HoxC6: an ortholog of Antp
Although it is known that Antp-class homeobox genes play some sort of role in transcriptional processes, not all of their actions and functions have been discovered. Recent studies observed Antp and the Hox ortholog HoxC6 in Xenopus in order to further distinguish the evolution of these orthologues. HoxC6 was found to play an important role in gastrulation in the vertebrate Xenopus. However, gastrulation was also a target in the Drosophila Antp gene. The anterior–posterior pattern mechanism is highly conserved in these genes, as its function in Xenopus is clear, but it is unclear why it would be a target in Drosophila. The similarities continuously observed between Hox genes in vertebrates and Drosophila suggests a complex evolutionary history of the Antp Hox gene cluster, as well as reaffirms the importance of the conservation of this gene cluster in the evolution of body morphology.

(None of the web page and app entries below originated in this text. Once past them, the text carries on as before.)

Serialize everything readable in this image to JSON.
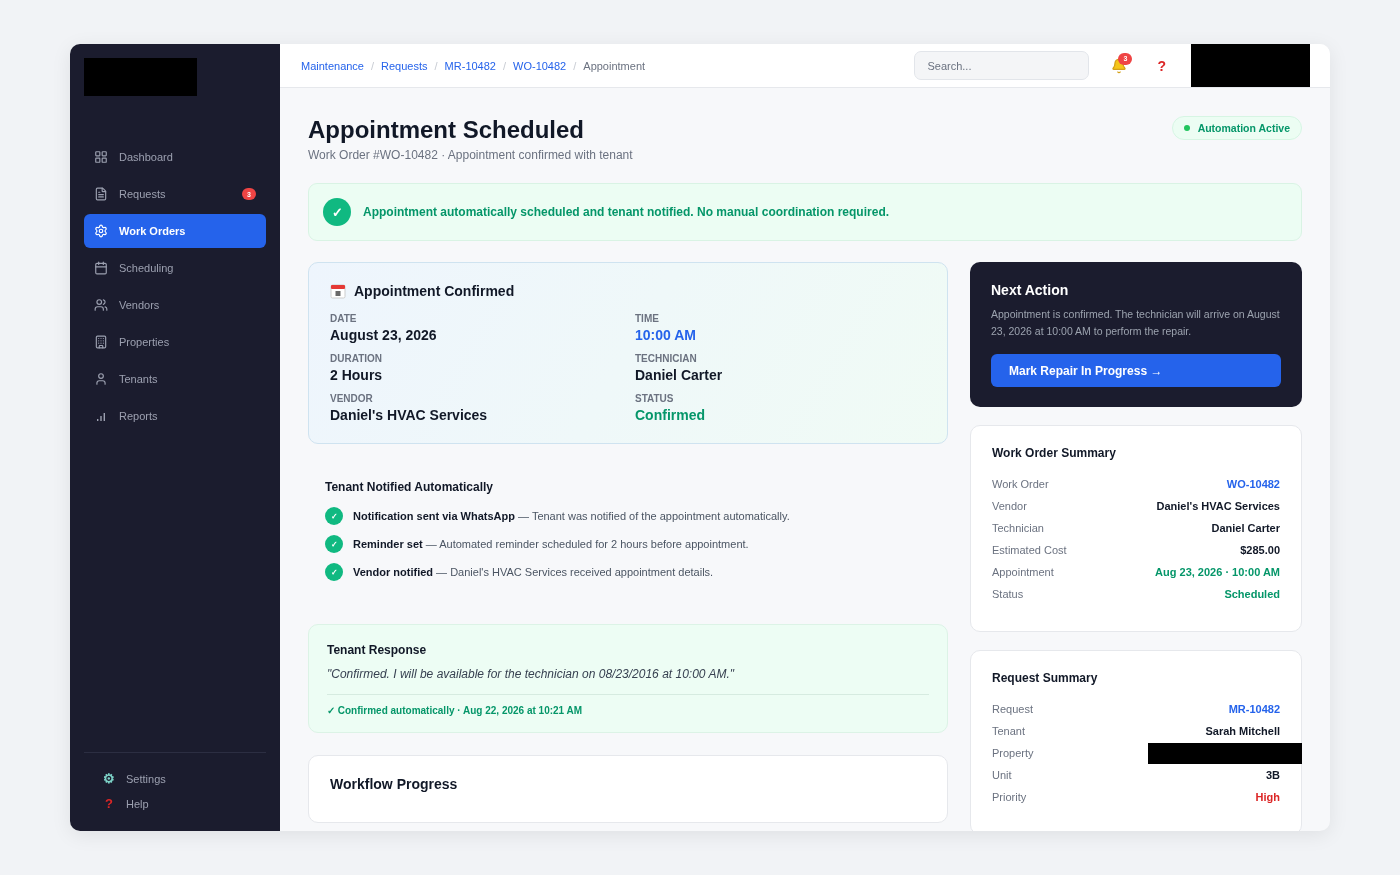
{
  "sidebar": {
    "logo": {
      "redacted": true
    },
    "items": [
      {
        "label": "Dashboard",
        "selected": false
      },
      {
        "label": "Requests",
        "selected": false,
        "badge": "3"
      },
      {
        "label": "Work Orders",
        "selected": true
      },
      {
        "label": "Scheduling",
        "selected": false
      },
      {
        "label": "Vendors",
        "selected": false
      },
      {
        "label": "Properties",
        "selected": false
      },
      {
        "label": "Tenants",
        "selected": false
      },
      {
        "label": "Reports",
        "selected": false
      }
    ],
    "footer_items": [
      {
        "label": "Settings",
        "icon": "⚙"
      },
      {
        "label": "Help",
        "icon": "?"
      }
    ]
  },
  "topbar": {
    "breadcrumbs": [
      {
        "label": "Maintenance",
        "link": true
      },
      {
        "label": "Requests",
        "link": true
      },
      {
        "label": "MR-10482",
        "link": true
      },
      {
        "label": "WO-10482",
        "link": true
      },
      {
        "label": "Appointment",
        "link": false
      }
    ],
    "separator": "/",
    "search": {
      "placeholder": "Search..."
    },
    "notifications": "3",
    "help": "?",
    "avatar": {
      "redacted": true
    }
  },
  "header": {
    "title": "Appointment Scheduled",
    "subtitle": "Work Order #WO-10482 · Appointment confirmed with tenant",
    "status_pill": "Automation Active"
  },
  "banner": {
    "icon": "✓",
    "text": "Appointment automatically scheduled and tenant notified. No manual coordination required."
  },
  "appointment": {
    "title": "Appointment Confirmed",
    "fields": [
      {
        "label": "DATE",
        "value": "August 23, 2026",
        "kind": "plain"
      },
      {
        "label": "TIME",
        "value": "10:00 AM",
        "kind": "link"
      },
      {
        "label": "DURATION",
        "value": "2 Hours",
        "kind": "plain"
      },
      {
        "label": "TECHNICIAN",
        "value": "Daniel Carter",
        "kind": "plain"
      },
      {
        "label": "VENDOR",
        "value": "Daniel's HVAC Services",
        "kind": "plain"
      },
      {
        "label": "STATUS",
        "value": "Confirmed",
        "kind": "success"
      }
    ]
  },
  "notifications": {
    "title": "Tenant Notified Automatically",
    "items": [
      {
        "text": "**Notification sent via WhatsApp** — Tenant was notified of the appointment automatically."
      },
      {
        "text": "**Reminder set** — Automated reminder scheduled for 2 hours before appointment."
      },
      {
        "text": "**Vendor notified** — Daniel's HVAC Services received appointment details."
      }
    ]
  },
  "tenant_response": {
    "title": "Tenant Response",
    "quote": "\"Confirmed. I will be available for the technician on 08/23/2016 at 10:00 AM.\"",
    "footer": "✓ Confirmed automatically · Aug 22, 2026 at 10:21 AM"
  },
  "workflow": {
    "title": "Workflow Progress"
  },
  "next_action": {
    "title": "Next Action",
    "text": "Appointment is confirmed. The technician will arrive on August 23, 2026 at 10:00 AM to perform the repair.",
    "button": "Mark Repair In Progress →"
  },
  "work_order_summary": {
    "title": "Work Order Summary",
    "rows": [
      {
        "label": "Work Order",
        "value": "WO-10482",
        "kind": "link"
      },
      {
        "label": "Vendor",
        "value": "Daniel's HVAC Services",
        "kind": "plain"
      },
      {
        "label": "Technician",
        "value": "Daniel Carter",
        "kind": "plain"
      },
      {
        "label": "Estimated Cost",
        "value": "$285.00",
        "kind": "plain"
      },
      {
        "label": "Appointment",
        "value": "Aug 23, 2026 · 10:00 AM",
        "kind": "success"
      },
      {
        "label": "Status",
        "value": "Scheduled",
        "kind": "success"
      }
    ]
  },
  "request_summary": {
    "title": "Request Summary",
    "rows": [
      {
        "label": "Request",
        "value": "MR-10482",
        "kind": "link"
      },
      {
        "label": "Tenant",
        "value": "Sarah Mitchell",
        "kind": "plain"
      },
      {
        "label": "Property",
        "kind": "redacted"
      },
      {
        "label": "Unit",
        "value": "3B",
        "kind": "plain"
      },
      {
        "label": "Priority",
        "value": "High",
        "kind": "danger"
      }
    ]
  }
}
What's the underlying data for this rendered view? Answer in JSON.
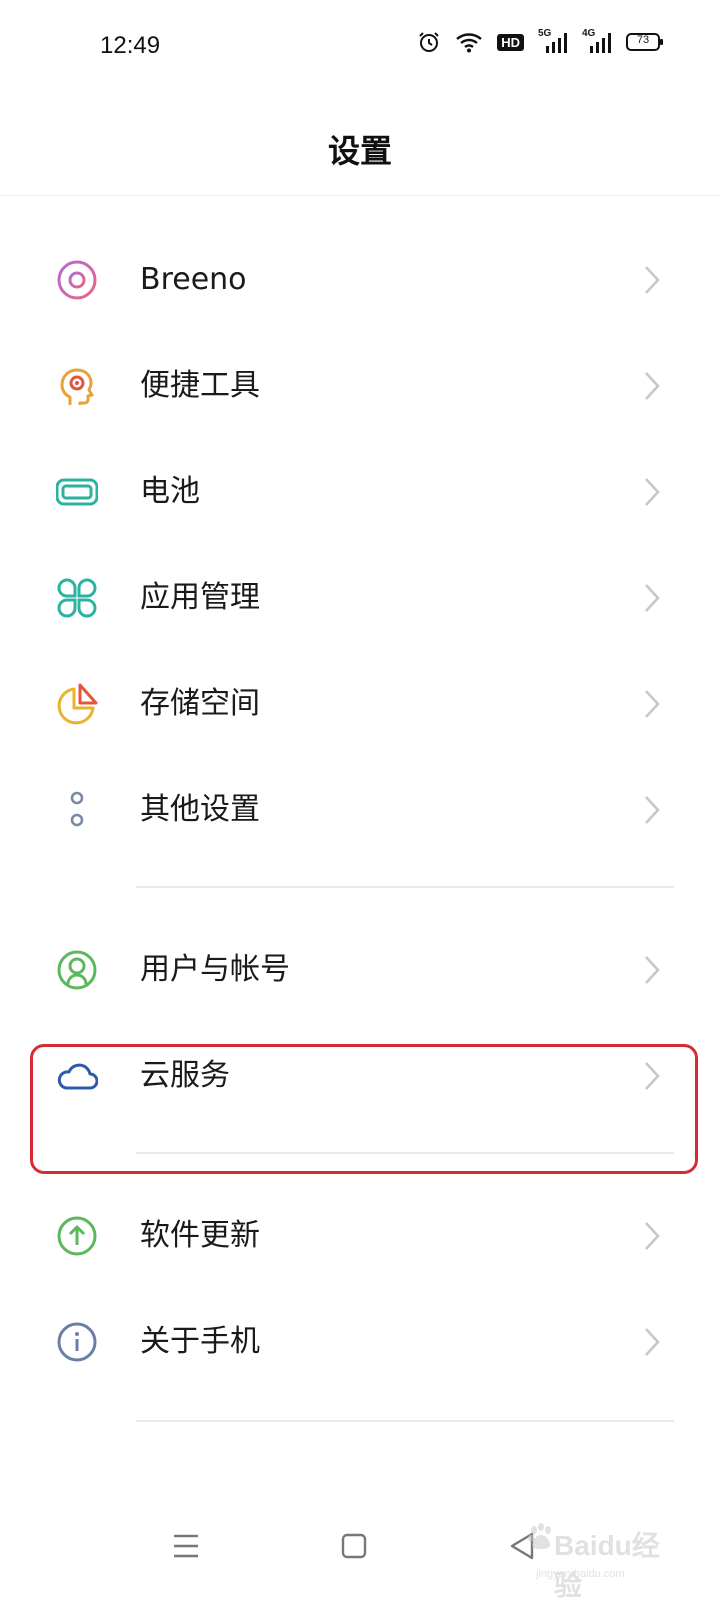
{
  "status_bar": {
    "time": "12:49",
    "network_5g": "5G",
    "network_4g": "4G",
    "hd_badge": "HD",
    "battery_level": "73",
    "icons": [
      "alarm-icon",
      "wifi-icon",
      "hd-icon",
      "signal-5g-icon",
      "signal-4g-icon",
      "battery-icon"
    ]
  },
  "header": {
    "title": "设置"
  },
  "settings": {
    "items": [
      {
        "label": "Breeno",
        "icon": "breeno-icon",
        "color": "#d467c4"
      },
      {
        "label": "便捷工具",
        "icon": "convenience-tools-icon",
        "color": "#e8a23a"
      },
      {
        "label": "电池",
        "icon": "battery-settings-icon",
        "color": "#2bb3a0"
      },
      {
        "label": "应用管理",
        "icon": "app-management-icon",
        "color": "#2bb3a0"
      },
      {
        "label": "存储空间",
        "icon": "storage-icon",
        "color": "#e8b42e"
      },
      {
        "label": "其他设置",
        "icon": "other-settings-icon",
        "color": "#7a8aa6"
      },
      {
        "label": "用户与帐号",
        "icon": "user-account-icon",
        "color": "#5cb85c"
      },
      {
        "label": "云服务",
        "icon": "cloud-service-icon",
        "color": "#2e5aa8"
      },
      {
        "label": "软件更新",
        "icon": "software-update-icon",
        "color": "#5cb85c"
      },
      {
        "label": "关于手机",
        "icon": "about-phone-icon",
        "color": "#6a7fa8"
      }
    ]
  },
  "highlight": {
    "color": "#d62b35",
    "target": "云服务"
  },
  "nav_bar": {
    "icons": [
      "menu-icon",
      "home-icon",
      "back-icon"
    ]
  },
  "watermark": {
    "brand": "Baidu经验",
    "url": "jingyan.baidu.com"
  }
}
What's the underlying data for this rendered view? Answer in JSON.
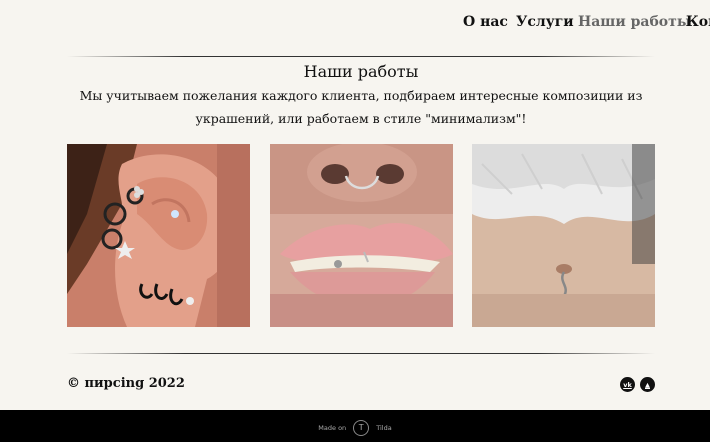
{
  "nav": {
    "items": [
      {
        "label": "О нас"
      },
      {
        "label": "Услуги"
      },
      {
        "label": "Наши работы"
      },
      {
        "label": "Кон"
      }
    ]
  },
  "section": {
    "title": "Наши работы",
    "description": "Мы учитываем пожелания каждого клиента, подбираем интересные композиции из украшений, или работаем в стиле \"минимализм\"!"
  },
  "gallery": [
    {
      "alt": "ear-piercings-photo"
    },
    {
      "alt": "lip-septum-piercing-photo"
    },
    {
      "alt": "navel-piercing-photo"
    }
  ],
  "footer": {
    "copyright": "© пирсing 2022",
    "social": [
      {
        "icon": "vk-icon",
        "text": "vk"
      },
      {
        "icon": "telegram-icon",
        "text": "▲"
      }
    ],
    "made_on": "Made on",
    "tilda": "Tilda",
    "tilda_letter": "T"
  }
}
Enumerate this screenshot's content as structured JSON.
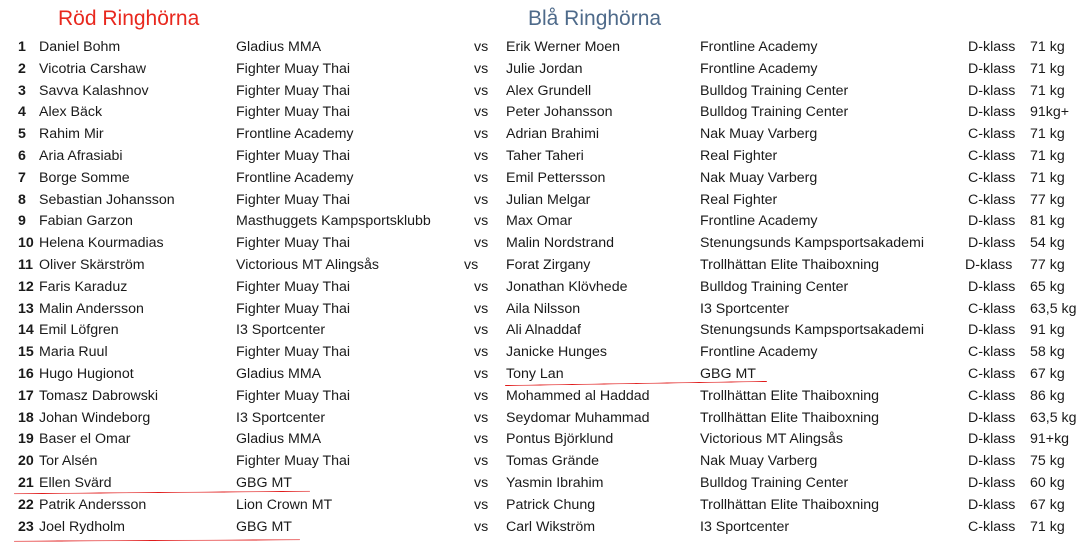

- Gauchat, D.; Mazet, F.; Berney, C.; Schummer, M.; Kreger, S.; Pawlowski, J.; Galliot, B. (2000). "Evolution of Antp-Class Genes and Differential Expression of Hydra Hox/ParaHox Genes in Anterior Patterning". Proceedings of the National Academy of Sciences. 97 (9): 4493–4498.
- Khadjeh, Sara; Turetzek, Natascha; Pechmann, Matthias; Schwager, Evelyn E.; Wimmer, Ernst A.; Damen, Wim G. M.; Prpic, Nikola-Michael (2012). "Divergent role of the Hox gene Antennapedia in spiders is responsible for the convergent evolution of abdominal limb repression". Proceedings of the National Academy of Sciences. 109 (13): 4921–4926. doi:10.1073/pnas.1116421109.
- Michaut, L; Jansen, H. J.; Bardine, N.; Durston, A. J.; Gehring, W. J. Analyzing the function of a hox gene: an evolutionary approach (2011). Development, Growth and Differentiation. 53: 993. Missing or empty